[Dataset rows describing interfaces]
__________________________________________________

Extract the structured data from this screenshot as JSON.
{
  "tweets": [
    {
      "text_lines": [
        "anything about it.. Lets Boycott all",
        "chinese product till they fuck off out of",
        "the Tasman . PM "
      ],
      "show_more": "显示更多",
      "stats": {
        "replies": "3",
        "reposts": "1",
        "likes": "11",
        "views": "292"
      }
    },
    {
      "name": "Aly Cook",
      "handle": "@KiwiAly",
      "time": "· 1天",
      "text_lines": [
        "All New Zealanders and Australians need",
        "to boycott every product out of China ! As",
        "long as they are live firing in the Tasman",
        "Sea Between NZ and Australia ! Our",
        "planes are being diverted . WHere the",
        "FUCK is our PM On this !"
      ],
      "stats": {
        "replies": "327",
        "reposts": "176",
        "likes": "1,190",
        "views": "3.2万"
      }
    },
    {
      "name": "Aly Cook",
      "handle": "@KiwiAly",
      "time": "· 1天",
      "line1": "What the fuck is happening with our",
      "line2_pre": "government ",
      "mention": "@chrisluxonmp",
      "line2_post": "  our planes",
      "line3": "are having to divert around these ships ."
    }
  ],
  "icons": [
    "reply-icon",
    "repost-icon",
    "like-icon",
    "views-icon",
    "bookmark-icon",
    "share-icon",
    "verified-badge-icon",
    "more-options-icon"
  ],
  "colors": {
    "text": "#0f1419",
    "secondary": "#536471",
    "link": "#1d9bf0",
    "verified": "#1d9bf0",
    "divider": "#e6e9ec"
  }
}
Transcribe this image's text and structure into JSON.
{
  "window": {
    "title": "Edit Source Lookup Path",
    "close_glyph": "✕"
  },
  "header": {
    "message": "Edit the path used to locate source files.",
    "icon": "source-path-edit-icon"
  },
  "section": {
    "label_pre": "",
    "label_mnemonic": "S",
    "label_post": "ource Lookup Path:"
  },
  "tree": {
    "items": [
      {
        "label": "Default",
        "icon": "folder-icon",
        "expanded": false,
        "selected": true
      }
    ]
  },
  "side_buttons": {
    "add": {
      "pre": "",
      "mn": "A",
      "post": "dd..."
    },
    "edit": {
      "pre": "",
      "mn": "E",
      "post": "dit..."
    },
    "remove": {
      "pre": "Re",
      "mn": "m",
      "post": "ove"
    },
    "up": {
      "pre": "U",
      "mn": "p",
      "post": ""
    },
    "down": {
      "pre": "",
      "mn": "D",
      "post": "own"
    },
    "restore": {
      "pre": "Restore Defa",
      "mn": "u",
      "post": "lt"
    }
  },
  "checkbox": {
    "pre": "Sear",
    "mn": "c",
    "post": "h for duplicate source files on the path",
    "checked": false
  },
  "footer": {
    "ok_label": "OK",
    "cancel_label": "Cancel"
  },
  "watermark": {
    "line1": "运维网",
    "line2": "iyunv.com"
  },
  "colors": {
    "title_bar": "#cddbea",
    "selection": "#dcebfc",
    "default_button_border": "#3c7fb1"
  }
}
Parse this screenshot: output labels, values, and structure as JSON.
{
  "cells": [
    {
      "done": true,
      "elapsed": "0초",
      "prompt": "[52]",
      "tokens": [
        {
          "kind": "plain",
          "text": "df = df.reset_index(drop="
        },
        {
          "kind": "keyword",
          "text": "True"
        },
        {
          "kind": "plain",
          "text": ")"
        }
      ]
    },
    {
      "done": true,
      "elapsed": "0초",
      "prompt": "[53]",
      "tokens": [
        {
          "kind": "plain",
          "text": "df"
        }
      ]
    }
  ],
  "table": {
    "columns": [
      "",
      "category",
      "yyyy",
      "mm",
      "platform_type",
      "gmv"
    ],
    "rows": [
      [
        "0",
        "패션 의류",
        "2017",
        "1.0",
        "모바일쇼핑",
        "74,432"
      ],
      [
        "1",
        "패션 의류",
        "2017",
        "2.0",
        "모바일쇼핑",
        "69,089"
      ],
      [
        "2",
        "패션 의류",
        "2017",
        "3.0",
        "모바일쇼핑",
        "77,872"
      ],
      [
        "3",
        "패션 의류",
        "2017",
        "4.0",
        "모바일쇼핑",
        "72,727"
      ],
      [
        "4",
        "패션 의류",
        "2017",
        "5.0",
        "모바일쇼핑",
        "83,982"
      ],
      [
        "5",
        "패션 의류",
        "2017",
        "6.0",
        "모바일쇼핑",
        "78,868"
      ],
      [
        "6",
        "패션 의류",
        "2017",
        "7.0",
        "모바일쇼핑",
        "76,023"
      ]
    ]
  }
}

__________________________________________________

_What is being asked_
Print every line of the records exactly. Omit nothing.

_Response_
Extract the structured data from this screenshot as JSON.
{
  "tweets": [
    {
      "text_lines": [
        "anything about it.. Lets Boycott all",
        "chinese product till they fuck off out of",
        "the Tasman . PM "
      ],
      "show_more": "显示更多",
      "stats": {
        "replies": "3",
        "reposts": "1",
        "likes": "11",
        "views": "292"
      }
    },
    {
      "name": "Aly Cook",
      "handle": "@KiwiAly",
      "time": "· 1天",
      "text_lines": [
        "All New Zealanders and Australians need",
        "to boycott every product out of China ! As",
        "long as they are live firing in the Tasman",
        "Sea Between NZ and Australia ! Our",
        "planes are being diverted . WHere the",
        "FUCK is our PM On this !"
      ],
      "stats": {
        "replies": "327",
        "reposts": "176",
        "likes": "1,190",
        "views": "3.2万"
      }
    },
    {
      "name": "Aly Cook",
      "handle": "@KiwiAly",
      "time": "· 1天",
      "line1": "What the fuck is happening with our",
      "line2_pre": "government ",
      "mention": "@chrisluxonmp",
      "line2_post": "  our planes",
      "line3": "are having to divert around these ships ."
    }
  ],
  "icons": [
    "reply-icon",
    "repost-icon",
    "like-icon",
    "views-icon",
    "bookmark-icon",
    "share-icon",
    "verified-badge-icon",
    "more-options-icon"
  ],
  "colors": {
    "text": "#0f1419",
    "secondary": "#536471",
    "link": "#1d9bf0",
    "verified": "#1d9bf0",
    "divider": "#e6e9ec"
  }
}
Transcribe this image's text and structure into JSON.
{
  "window": {
    "title": "Edit Source Lookup Path",
    "close_glyph": "✕"
  },
  "header": {
    "message": "Edit the path used to locate source files.",
    "icon": "source-path-edit-icon"
  },
  "section": {
    "label_pre": "",
    "label_mnemonic": "S",
    "label_post": "ource Lookup Path:"
  },
  "tree": {
    "items": [
      {
        "label": "Default",
        "icon": "folder-icon",
        "expanded": false,
        "selected": true
      }
    ]
  },
  "side_buttons": {
    "add": {
      "pre": "",
      "mn": "A",
      "post": "dd..."
    },
    "edit": {
      "pre": "",
      "mn": "E",
      "post": "dit..."
    },
    "remove": {
      "pre": "Re",
      "mn": "m",
      "post": "ove"
    },
    "up": {
      "pre": "U",
      "mn": "p",
      "post": ""
    },
    "down": {
      "pre": "",
      "mn": "D",
      "post": "own"
    },
    "restore": {
      "pre": "Restore Defa",
      "mn": "u",
      "post": "lt"
    }
  },
  "checkbox": {
    "pre": "Sear",
    "mn": "c",
    "post": "h for duplicate source files on the path",
    "checked": false
  },
  "footer": {
    "ok_label": "OK",
    "cancel_label": "Cancel"
  },
  "watermark": {
    "line1": "运维网",
    "line2": "iyunv.com"
  },
  "colors": {
    "title_bar": "#cddbea",
    "selection": "#dcebfc",
    "default_button_border": "#3c7fb1"
  }
}
Parse this screenshot: output labels, values, and structure as JSON.
{
  "cells": [
    {
      "done": true,
      "elapsed": "0초",
      "prompt": "[52]",
      "tokens": [
        {
          "kind": "plain",
          "text": "df = df.reset_index(drop="
        },
        {
          "kind": "keyword",
          "text": "True"
        },
        {
          "kind": "plain",
          "text": ")"
        }
      ]
    },
    {
      "done": true,
      "elapsed": "0초",
      "prompt": "[53]",
      "tokens": [
        {
          "kind": "plain",
          "text": "df"
        }
      ]
    }
  ],
  "table": {
    "columns": [
      "",
      "category",
      "yyyy",
      "mm",
      "platform_type",
      "gmv"
    ],
    "rows": [
      [
        "0",
        "패션 의류",
        "2017",
        "1.0",
        "모바일쇼핑",
        "74,432"
      ],
      [
        "1",
        "패션 의류",
        "2017",
        "2.0",
        "모바일쇼핑",
        "69,089"
      ],
      [
        "2",
        "패션 의류",
        "2017",
        "3.0",
        "모바일쇼핑",
        "77,872"
      ],
      [
        "3",
        "패션 의류",
        "2017",
        "4.0",
        "모바일쇼핑",
        "72,727"
      ],
      [
        "4",
        "패션 의류",
        "2017",
        "5.0",
        "모바일쇼핑",
        "83,982"
      ],
      [
        "5",
        "패션 의류",
        "2017",
        "6.0",
        "모바일쇼핑",
        "78,868"
      ],
      [
        "6",
        "패션 의류",
        "2017",
        "7.0",
        "모바일쇼핑",
        "76,023"
      ]
    ]
  }
}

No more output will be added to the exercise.